For someone who tries not to care too much what other people think of me, well, I care a lot about what other people think of me. It causes problems. Over on the Collective site, I wrote about wanting to be influential without people thinking I’m manipulative. Last night I starting thinking about how to be thankful without seeming smug.
I’m not always great at being thankful. I’m too self-absorbed most of the time. I’m good at enjoying things. I get over-excited very easily. When I meet new people that I get on well with, I think they’re the best thing ever. I think (hope) that I kept appreciating stuff at Oxford like amazing dinners and champagne parties even when they became the norm. I think I enjoy life well, but it I’m not good at turning it around and being thankful to the God who gives life and good things in it.
Oddly enough though, I am feeling really thankful at the moment. I’m thankful for the chance to do a job I’m absolutely loving, with people who make me laugh and have made work feel like home. I’m thankful for a house full of friends who don’t (always) judge my food choices. I’m thankful to have been introduced to a church where I’ve met God without meaning to, and felt welcomed straight away. I’m thankful to be in a city where I don’t think I could ever get bored, and especially thankful for free travel in it! I could go on… And even when I forget to pray about anything else, I’m remembering to thank God for those things more than I usually do.
I’ve noticed how thankful I am because people keep asking me how things are going, the new city, new job, new house… and every time, I start excitedly telling them how great everything is, and then I realise just how smug it sounds.

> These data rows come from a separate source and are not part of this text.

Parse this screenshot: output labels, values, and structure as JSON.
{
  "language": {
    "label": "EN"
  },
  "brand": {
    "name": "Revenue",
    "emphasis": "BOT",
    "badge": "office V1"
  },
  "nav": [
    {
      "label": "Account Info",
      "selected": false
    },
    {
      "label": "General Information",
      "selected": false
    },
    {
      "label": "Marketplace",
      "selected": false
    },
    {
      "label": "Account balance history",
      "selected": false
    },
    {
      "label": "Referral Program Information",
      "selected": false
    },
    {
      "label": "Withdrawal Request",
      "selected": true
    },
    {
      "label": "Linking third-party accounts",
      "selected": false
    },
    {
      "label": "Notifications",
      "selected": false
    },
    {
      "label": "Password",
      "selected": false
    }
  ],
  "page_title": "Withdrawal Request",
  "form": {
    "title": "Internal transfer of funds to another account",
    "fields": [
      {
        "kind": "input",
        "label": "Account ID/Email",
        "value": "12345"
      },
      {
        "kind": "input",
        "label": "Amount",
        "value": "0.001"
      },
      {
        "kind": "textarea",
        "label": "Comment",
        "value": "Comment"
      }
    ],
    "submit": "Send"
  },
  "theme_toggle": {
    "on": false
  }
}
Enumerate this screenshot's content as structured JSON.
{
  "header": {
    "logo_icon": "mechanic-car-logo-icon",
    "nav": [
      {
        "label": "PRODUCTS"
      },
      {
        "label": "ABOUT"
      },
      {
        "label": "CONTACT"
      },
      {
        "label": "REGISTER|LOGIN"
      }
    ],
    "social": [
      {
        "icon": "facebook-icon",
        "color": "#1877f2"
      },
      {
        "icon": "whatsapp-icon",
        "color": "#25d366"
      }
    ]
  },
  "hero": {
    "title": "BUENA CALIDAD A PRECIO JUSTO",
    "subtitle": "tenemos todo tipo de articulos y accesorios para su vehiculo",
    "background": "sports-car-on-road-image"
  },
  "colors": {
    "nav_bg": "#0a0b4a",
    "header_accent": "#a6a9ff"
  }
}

Even the number of times I’ve used the word ‘I’ in these last few paragraphs shows it. I can just see myself, through the eyes of whoever I’m wittering on to at the time.
“Yes thanks, my life is great. My job, that I managed to get (well done, me) is great. I’ve got all the friends and family I could need (aren’t I popular?), and given all the great nights out I’ll happily tell you about, apparently I’m not too stressed about money either. Is your life as great as mine? Is it? IS IT?”
It sounds so… ugly. But it would seem ungrateful and untruthful, if when people asked me how things are going, I didn’t share anything that I’m thankful for. It would be like being asked what I got for my birthday and saying “oh, nothing much” when actually my friends or parents had been incredibly generous.
So how do we do thankful without doing smug and self-satisfied?
There is a particularly smug guy in a story that Jesus once told, a guy who is thankful for plenty of things. He thanks God for his very religious life, for how much better it is than other people’s. How much better he is than other people. So what’s his problem? What makes him so annoyingly smug? Maybe I can find myself in him.
- His thankfulness is for the public. I’m making an assumption here, which is always a dangerous thing to do, but I can’t help imagining that this guy did more of his thanking God like this in public than he did soul-searching prayers at home, alone. I guess thankfulness that isn’t smug has to be genuine, has to start as an attitude before it becomes an announcement. It’s the attitude behind smug words that make them so annoying to hear I think, so the key to avoiding sounding smug to other people is probably just to avoid being smug, and cultivate genuine gratitude.
- He is (probably) unrealistic. He has a rose-tinted view of his life, seeing only the good. Maybe being thankful, especially when it’s in response to people asking how things are going, needs to be in the context of a more balanced report. There’s loads I’m thankful for, but that doesn’t mean London life is perfect. But it’s a much more vulnerable thing to be honest about the things I’m finding hard than it is to rave about the fun parts.
- He is stupidly self-satisfied. His prayer is such false one because it’s not really prayer at all. It’s self-congratulation. He doesn’t even do God the courtesy of acknowledging his help in getting to these great heights of piety, just uses it as a way to announce that he is. If thankfulness is to be thankfulness, it has to be about what God has done, not about what I’ve done, and that probably means occasionally reining in my ego and acknowledging that it’s not my greatness that has made good things happen, but God’s grace, generosity and, frankly, extreme patience with me.
Here’s a crazy thought though. Maybe as well as all those things, I could try something radical in my quest to avoid smugness.
I could care more about how other people are doing. I could ask the question first. I could listen instead of talk. I could be thankful for other people’s successes and excitements, and sit with them in their pain when things are much harder. Sounds a bit like the kind of thing Jesus would do, so it’s probably a good place to start.